Next came “Gravitations,” a very quiet and almost meditative number for clarinet that was written by Michael Johnson (who was also present in the audience). Clarinetist Kevin Schempf created a variety of sounds, many of which were soft or extremely soft. Yet this music, in general, struck me as a cerebral exercise, because it was devoid of any narrative and almost all emotion.
Much in the same vein was Elliott Carter’s “90+,” which he wrote in 1994 to celebrate the ninetieth birthday of composer Goffredo Petrassi. Performed by Hardink, this work contains a lot of seemingly random and sporadic notes. A little blur of tone at the end added an air of mystery, but the whole piece spoke more to the brain than to the heart.
Like a breath of fresh air came “Four Seasonal Interludes” by David Schiff, who was present in the audience. Schiff took themes from his song cycle “All About Love” and recast them as a suite for violin, cello, flue, and clarinet. In this performance, Fear No Music artistic director and violinist Inés Voglar teamed up with Esbensen, Barth, and Schempf to fashion a fanciful look at the four seasons.

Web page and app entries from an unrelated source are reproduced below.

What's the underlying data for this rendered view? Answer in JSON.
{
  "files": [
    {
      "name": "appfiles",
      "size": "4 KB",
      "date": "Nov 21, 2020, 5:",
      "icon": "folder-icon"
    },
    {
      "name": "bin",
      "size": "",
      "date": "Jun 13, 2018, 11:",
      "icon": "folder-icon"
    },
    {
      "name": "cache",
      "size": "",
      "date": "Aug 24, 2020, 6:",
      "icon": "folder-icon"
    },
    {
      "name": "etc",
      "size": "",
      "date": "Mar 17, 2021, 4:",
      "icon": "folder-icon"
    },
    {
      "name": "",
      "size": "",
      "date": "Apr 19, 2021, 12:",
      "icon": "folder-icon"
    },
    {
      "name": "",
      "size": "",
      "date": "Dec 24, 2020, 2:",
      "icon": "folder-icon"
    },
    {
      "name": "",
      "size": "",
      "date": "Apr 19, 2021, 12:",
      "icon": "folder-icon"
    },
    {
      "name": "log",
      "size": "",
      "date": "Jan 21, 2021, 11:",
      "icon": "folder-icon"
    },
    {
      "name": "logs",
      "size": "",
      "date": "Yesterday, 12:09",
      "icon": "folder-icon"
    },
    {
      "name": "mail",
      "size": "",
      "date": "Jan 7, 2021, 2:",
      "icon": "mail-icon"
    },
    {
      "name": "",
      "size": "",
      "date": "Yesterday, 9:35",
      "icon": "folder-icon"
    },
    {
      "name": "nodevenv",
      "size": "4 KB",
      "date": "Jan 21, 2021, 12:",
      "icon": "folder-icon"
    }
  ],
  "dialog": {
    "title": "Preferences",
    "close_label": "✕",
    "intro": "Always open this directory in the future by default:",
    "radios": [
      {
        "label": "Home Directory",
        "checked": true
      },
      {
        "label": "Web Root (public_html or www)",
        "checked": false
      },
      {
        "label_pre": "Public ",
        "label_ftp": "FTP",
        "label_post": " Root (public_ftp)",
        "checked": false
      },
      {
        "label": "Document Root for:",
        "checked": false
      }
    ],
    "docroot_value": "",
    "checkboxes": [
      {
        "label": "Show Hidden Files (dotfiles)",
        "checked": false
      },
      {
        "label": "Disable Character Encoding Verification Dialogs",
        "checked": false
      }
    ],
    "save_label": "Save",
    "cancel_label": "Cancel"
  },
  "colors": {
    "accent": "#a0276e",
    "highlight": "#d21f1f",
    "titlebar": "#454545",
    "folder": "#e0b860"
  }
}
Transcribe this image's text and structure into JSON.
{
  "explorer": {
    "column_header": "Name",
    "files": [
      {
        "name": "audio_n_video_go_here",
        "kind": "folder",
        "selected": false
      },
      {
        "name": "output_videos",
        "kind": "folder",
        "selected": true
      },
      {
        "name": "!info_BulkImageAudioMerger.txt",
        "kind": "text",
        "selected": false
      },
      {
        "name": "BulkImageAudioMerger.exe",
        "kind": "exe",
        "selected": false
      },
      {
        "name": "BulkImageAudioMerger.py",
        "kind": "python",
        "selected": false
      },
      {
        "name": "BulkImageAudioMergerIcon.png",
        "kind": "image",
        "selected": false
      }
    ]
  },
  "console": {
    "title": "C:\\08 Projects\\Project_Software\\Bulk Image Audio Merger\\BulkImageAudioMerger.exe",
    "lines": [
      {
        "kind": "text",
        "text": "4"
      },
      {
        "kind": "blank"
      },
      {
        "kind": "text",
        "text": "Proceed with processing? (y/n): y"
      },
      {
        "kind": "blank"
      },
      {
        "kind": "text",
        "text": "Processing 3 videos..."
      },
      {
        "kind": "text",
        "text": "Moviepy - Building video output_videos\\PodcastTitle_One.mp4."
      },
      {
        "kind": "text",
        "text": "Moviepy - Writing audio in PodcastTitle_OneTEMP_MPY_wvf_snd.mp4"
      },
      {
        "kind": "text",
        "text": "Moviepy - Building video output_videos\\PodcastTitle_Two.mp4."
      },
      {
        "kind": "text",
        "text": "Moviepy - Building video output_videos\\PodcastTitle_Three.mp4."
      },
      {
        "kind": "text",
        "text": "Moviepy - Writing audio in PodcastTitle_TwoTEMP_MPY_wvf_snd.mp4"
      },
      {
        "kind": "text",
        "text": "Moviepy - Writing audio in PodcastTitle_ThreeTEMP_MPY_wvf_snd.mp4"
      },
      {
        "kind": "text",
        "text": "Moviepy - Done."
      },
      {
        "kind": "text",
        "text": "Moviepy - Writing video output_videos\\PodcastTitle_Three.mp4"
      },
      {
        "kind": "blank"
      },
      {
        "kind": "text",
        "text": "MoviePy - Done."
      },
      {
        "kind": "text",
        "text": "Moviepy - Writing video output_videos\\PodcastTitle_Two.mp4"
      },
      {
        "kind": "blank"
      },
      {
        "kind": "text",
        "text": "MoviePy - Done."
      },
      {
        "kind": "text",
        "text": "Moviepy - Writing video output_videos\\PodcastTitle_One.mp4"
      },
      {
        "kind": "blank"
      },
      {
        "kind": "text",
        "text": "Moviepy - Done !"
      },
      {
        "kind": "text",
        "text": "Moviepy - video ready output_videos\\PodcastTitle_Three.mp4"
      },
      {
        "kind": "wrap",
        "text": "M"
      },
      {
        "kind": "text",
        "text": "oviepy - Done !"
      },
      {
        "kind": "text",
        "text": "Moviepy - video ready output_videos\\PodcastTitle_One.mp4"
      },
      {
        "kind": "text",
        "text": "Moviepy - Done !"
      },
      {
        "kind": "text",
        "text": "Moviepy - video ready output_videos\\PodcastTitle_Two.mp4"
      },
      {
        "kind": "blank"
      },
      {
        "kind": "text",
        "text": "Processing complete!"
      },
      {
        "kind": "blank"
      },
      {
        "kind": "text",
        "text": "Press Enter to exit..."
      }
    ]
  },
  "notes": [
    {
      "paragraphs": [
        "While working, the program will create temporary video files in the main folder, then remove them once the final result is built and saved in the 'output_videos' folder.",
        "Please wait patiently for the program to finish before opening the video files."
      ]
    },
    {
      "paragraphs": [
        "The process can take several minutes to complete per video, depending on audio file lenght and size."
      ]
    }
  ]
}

I recall that Spring was announced with a perky theme by the flute and that this theme was nicely taken up by the violin and gradually mixed into the entire ensemble. Summer featured a gracious lyric passage by the clarinet, a languid theme from the flute, and supporting commentary by the violin and cello. A swirl of notes by the violin, flute, and clarinet plus the pizzicato in the cello gave me the impression of a leafy, wind-driven scene for the Fall movement. Winter was introspective and featured short violin and cello duet that became a lovely and tender lullaby for the ensemble.
The concert concluded with Jason Eckhardt’s “A Glimpse Retraced” for piano, clarinet, flute, violin, and cello. This was a real barnburner of a piece, because it contained lots of percussive notes for the piano and outbursts from all of the other instruments. Virtuosic playing in the upper register of the violin by Voglar was followed by ear-piercing blasts by the flute. Impressive also was a wild sequence of seemingly random notes on the piano and an extended cadenza on the piano in which Hardink, at one point playing forcefully at extreme opposite ends of the keyboard at the same time, gave the Steinway a thorough thrashing the likes of which I had never seen before.
Eckhardt sat just to my right and bounded up to the front of the stage to thank the players. Kudos to Hardink for his physical stamina in all of the demanding pieces and to the audience for withstanding the sheer roar of the final number. Sometimes, Fear No Music applies to the those who listen as well as those who perform.